Entrepreneurs in developing countries who assume they will have the same legal, governmental, and institutional protections as their counterparts in the West will fail. To succeed, they need to build trust within the existing structures—and this book shows how it’s done.

 

Creative Construction: The DNA of Sustained Innovation
by Gary P. Pisano
PublicAffairs
Every company wants to grow, and the most proven way is through innovation. The conventional wisdom is that only disruptive, nimble startups can innovate; once a business gets bigger and more complex, corporate arteriosclerosis sets in. Pisano’s research of over three decades and his on-the ground experience with big companies and fast-growing ones that have moved beyond the start-up stage, provide new thinking about how the scale of bigger companies can be leveraged for advantage in innovation. He begins with the simple reality that bigger companies are different, complex. They need to sustain revenue streams from existing businesses and deal with Wall Street’s demands. These organizations require a different set of management practices and approaches, a discipline focused on the strategies, systems, and culture for taking their companies to the next level. Big can be beautiful, but it requires creative construction by leaders to avoid the creative destruction that is all too often the fate of too many.

 

The Academy of Fisticuffs: Political Economy and Commercial Society in Enlightenment Italy
by Sophus A. Reinert
Harvard University Press
The terms “capitalism” and “socialism” continue to haunt our political and economic imaginations, but we rarely consider their interconnected early history. Even the 18th century had its “socialists,” but unlike those of the 19th, they paradoxically sought to make the world safe for “capitalists.” The word “socialists” was first used in northern Italy as a term of contempt for the political economists and legal reformers Pietro Verri and Cesare Beccaria, author of the epochal On Crimes and Punishments. Yet the views and concerns of these first socialists, developed inside a pugnacious intellectual coterie dubbed the Academy of Fisticuffs, differ dramatically from those of the socialists that followed. I turn to Milan in the late 1700s to recover the Academy’s ideas and the policies they informed. At the core of their preoccupations lay the often lethal tension among states, markets, and human welfare in an era when the three were becoming increasingly intertwined. What distinguished these thinkers was their articulation of a secular basis for social organization, rooted in commerce, and their insistence that political economy trumped theology as the underpinning for peace and prosperity within and among nations. I argue that the Italian Enlightenment, no less than the Scottish, was central to the emergence of political economy and the project of creating market societies.
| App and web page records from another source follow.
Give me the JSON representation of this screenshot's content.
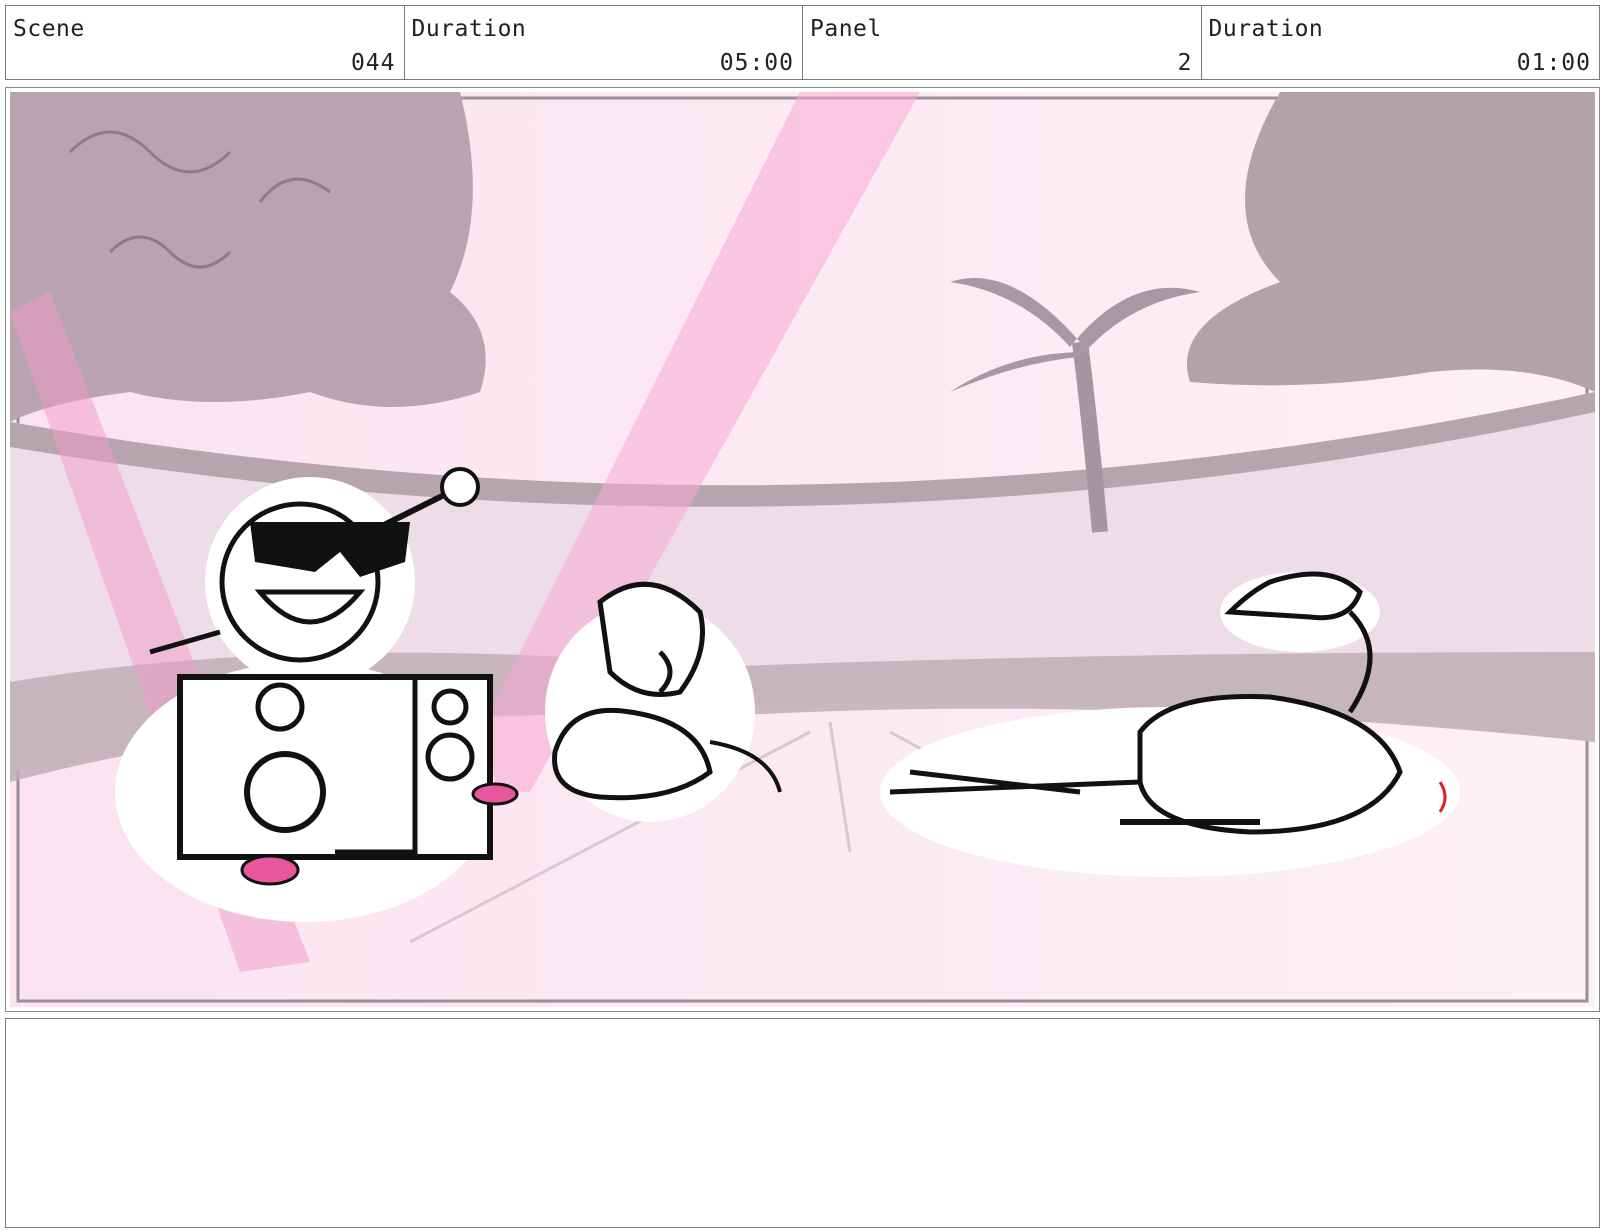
{
  "header": {
    "scene_label": "Scene",
    "scene_value": "044",
    "scene_duration_label": "Duration",
    "scene_duration_value": "05:00",
    "panel_label": "Panel",
    "panel_value": "2",
    "panel_duration_label": "Duration",
    "panel_duration_value": "01:00"
  },
  "colors": {
    "sky": "#fbe6f1",
    "foliage": "#b9a7b0",
    "light_beam": "#f7a8d2",
    "accent_pink": "#e8579d",
    "line": "#111111"
  },
  "notes": {
    "text": ""
  }
}
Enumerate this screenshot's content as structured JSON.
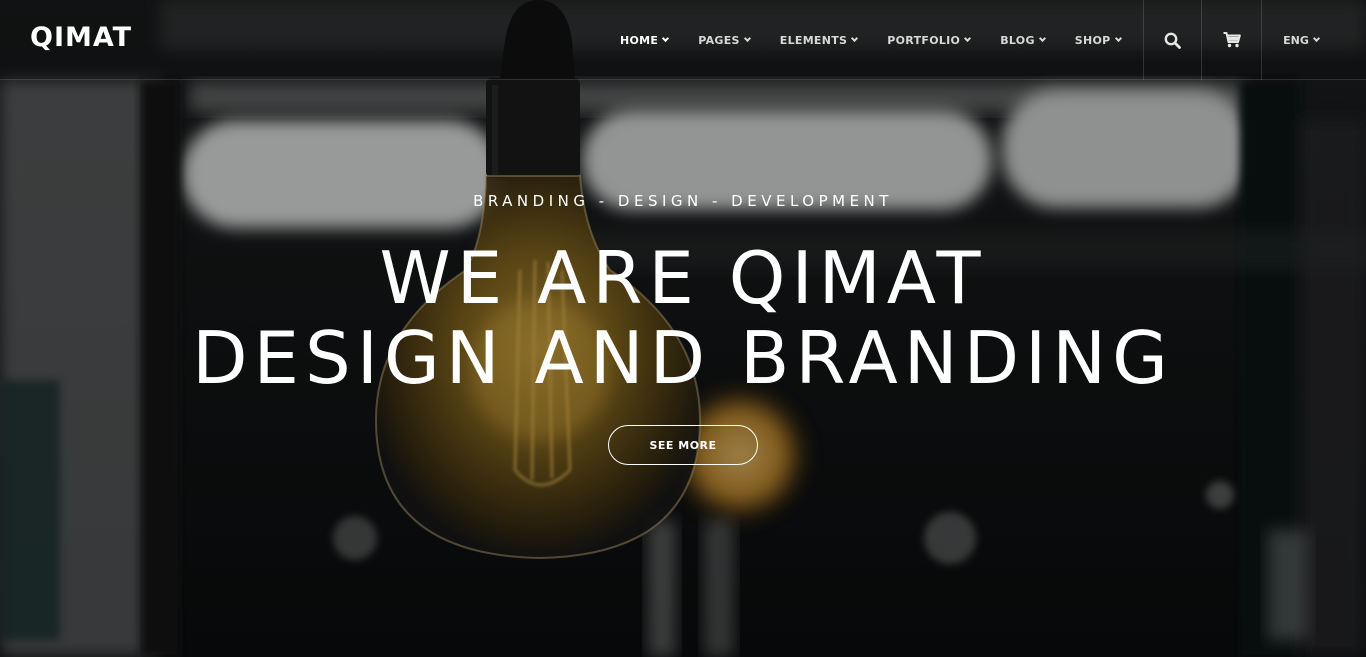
{
  "header": {
    "logo": "QIMAT",
    "nav": [
      {
        "label": "HOME",
        "active": true
      },
      {
        "label": "PAGES",
        "active": false
      },
      {
        "label": "ELEMENTS",
        "active": false
      },
      {
        "label": "PORTFOLIO",
        "active": false
      },
      {
        "label": "BLOG",
        "active": false
      },
      {
        "label": "SHOP",
        "active": false
      }
    ],
    "tools": {
      "search_icon": "search-icon",
      "cart_icon": "cart-icon",
      "language": "ENG"
    }
  },
  "hero": {
    "eyebrow": "BRANDING - DESIGN - DEVELOPMENT",
    "headline_line1": "WE ARE QIMAT",
    "headline_line2": "DESIGN AND BRANDING",
    "cta_label": "SEE MORE",
    "background": "dark photo of hanging filament light bulbs"
  },
  "colors": {
    "text": "#ffffff",
    "nav_text": "#d8d8d8",
    "bulb_glow": "#c9a13a",
    "background_dark": "#0d0f10"
  }
}
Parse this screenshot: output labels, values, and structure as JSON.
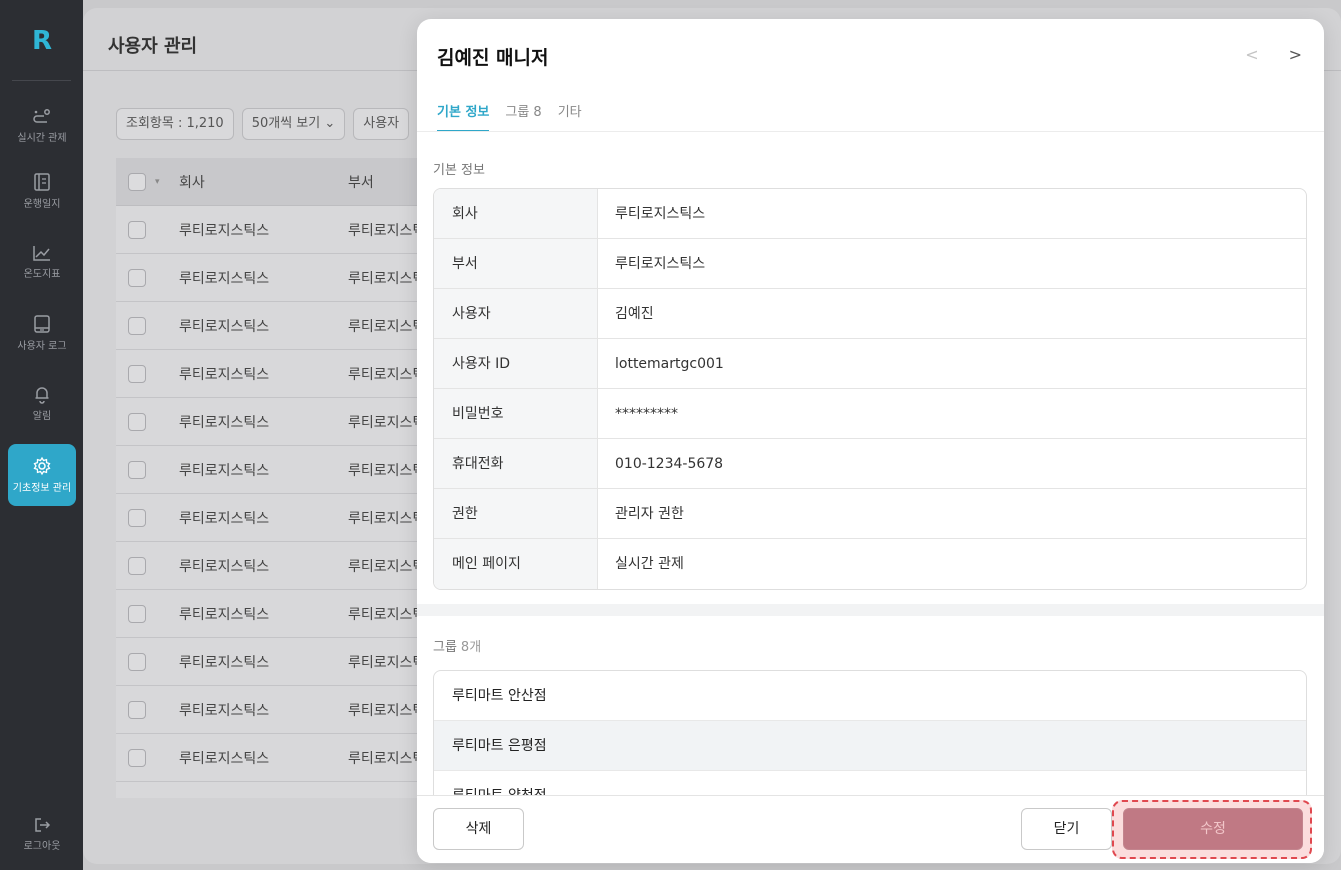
{
  "sidebar": {
    "logo": "R",
    "items": [
      {
        "label": "실시간 관제",
        "icon": "route-icon"
      },
      {
        "label": "운행일지",
        "icon": "logbook-icon"
      },
      {
        "label": "온도지표",
        "icon": "chart-line-icon"
      },
      {
        "label": "사용자 로그",
        "icon": "device-icon"
      },
      {
        "label": "알림",
        "icon": "bell-icon"
      },
      {
        "label": "기초정보 관리",
        "icon": "gear-icon",
        "active": true
      }
    ],
    "logout": {
      "label": "로그아웃",
      "icon": "logout-icon"
    }
  },
  "page": {
    "title": "사용자 관리",
    "toolbar": {
      "count_label": "조회항목 : 1,210",
      "page_size": "50개씩 보기",
      "filter": "사용자"
    },
    "table": {
      "headers": [
        "회사",
        "부서"
      ],
      "rows": [
        [
          "루티로지스틱스",
          "루티로지스틱스"
        ],
        [
          "루티로지스틱스",
          "루티로지스틱스"
        ],
        [
          "루티로지스틱스",
          "루티로지스틱스"
        ],
        [
          "루티로지스틱스",
          "루티로지스틱스"
        ],
        [
          "루티로지스틱스",
          "루티로지스틱스"
        ],
        [
          "루티로지스틱스",
          "루티로지스틱스"
        ],
        [
          "루티로지스틱스",
          "루티로지스틱스"
        ],
        [
          "루티로지스틱스",
          "루티로지스틱스"
        ],
        [
          "루티로지스틱스",
          "루티로지스틱스"
        ],
        [
          "루티로지스틱스",
          "루티로지스틱스"
        ],
        [
          "루티로지스틱스",
          "루티로지스틱스"
        ],
        [
          "루티로지스틱스",
          "루티로지스틱스"
        ]
      ]
    }
  },
  "modal": {
    "title": "김예진 매니저",
    "nav_prev": "<",
    "nav_next": ">",
    "tabs": [
      "기본 정보",
      "그룹 8",
      "기타"
    ],
    "basic_section": "기본 정보",
    "fields": [
      {
        "key": "회사",
        "value": "루티로지스틱스"
      },
      {
        "key": "부서",
        "value": "루티로지스틱스"
      },
      {
        "key": "사용자",
        "value": "김예진"
      },
      {
        "key": "사용자 ID",
        "value": "lottemartgc001"
      },
      {
        "key": "비밀번호",
        "value": "*********"
      },
      {
        "key": "휴대전화",
        "value": "010-1234-5678"
      },
      {
        "key": "권한",
        "value": "관리자 권한"
      },
      {
        "key": "메인 페이지",
        "value": "실시간 관제"
      }
    ],
    "group_section": "그룹",
    "group_count": "8개",
    "groups": [
      "루티마트 안산점",
      "루티마트 은평점",
      "루티마트 양천점"
    ],
    "buttons": {
      "delete": "삭제",
      "close": "닫기",
      "edit": "수정"
    }
  }
}
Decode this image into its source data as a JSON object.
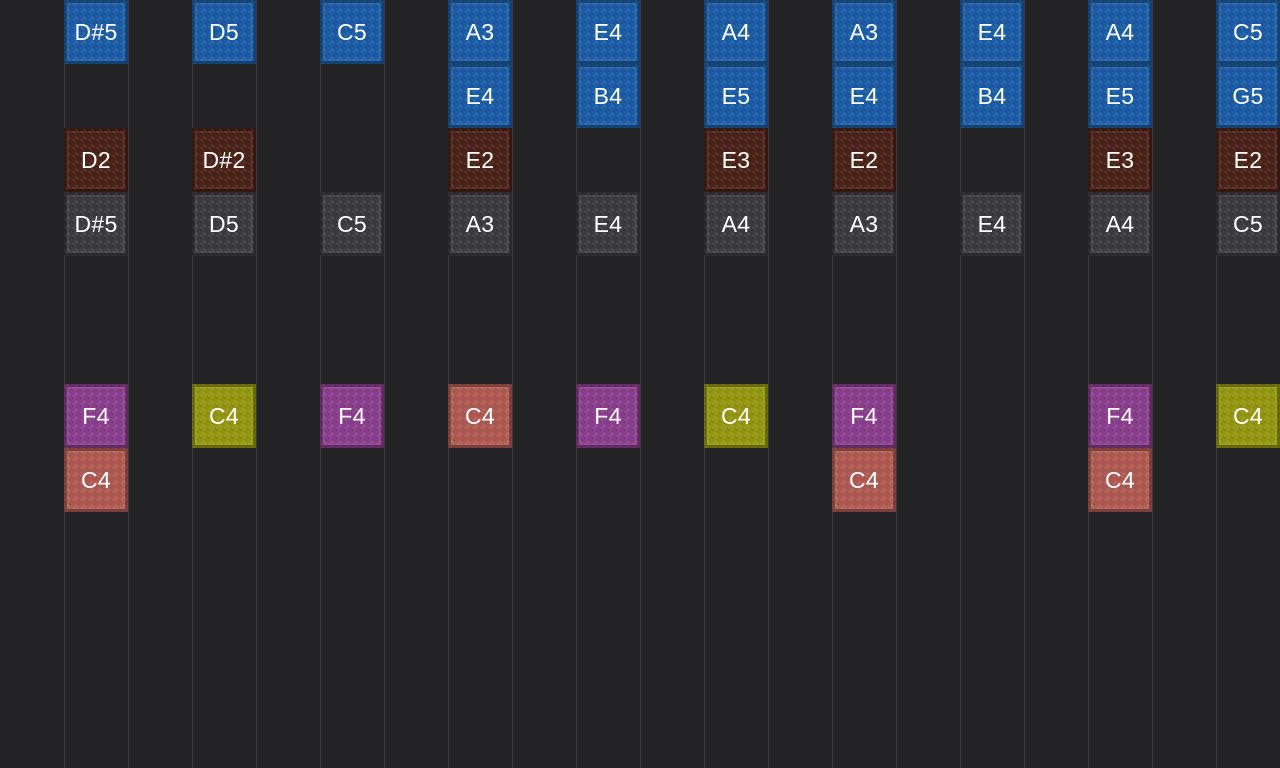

By reconstructing ideas in their historical contexts, I address motivations and contingencies at the very foundations of modernity.

 

Unlocked: Keys to Improve Your Thinking
by Gerald Zaltman
Independently published
What’s the best way to change your life? Change how you think, says Zaltman. While most of us are accustomed to self-improvement via physical exercise or dieting, we often overlook our most powerful tool for effecting change: our own thoughts. Through a variety of exercises called Think Keys, Zaltman guides the reader through the mind’s most important unconscious and conscious dynamics. Zaltman has used these techniques with executives from around the world and at Harvard Business School to teach people how to think better. Now he brings his toolbox to all readers interested in unlocking their own potential.

 
ShareBar

Post a Comment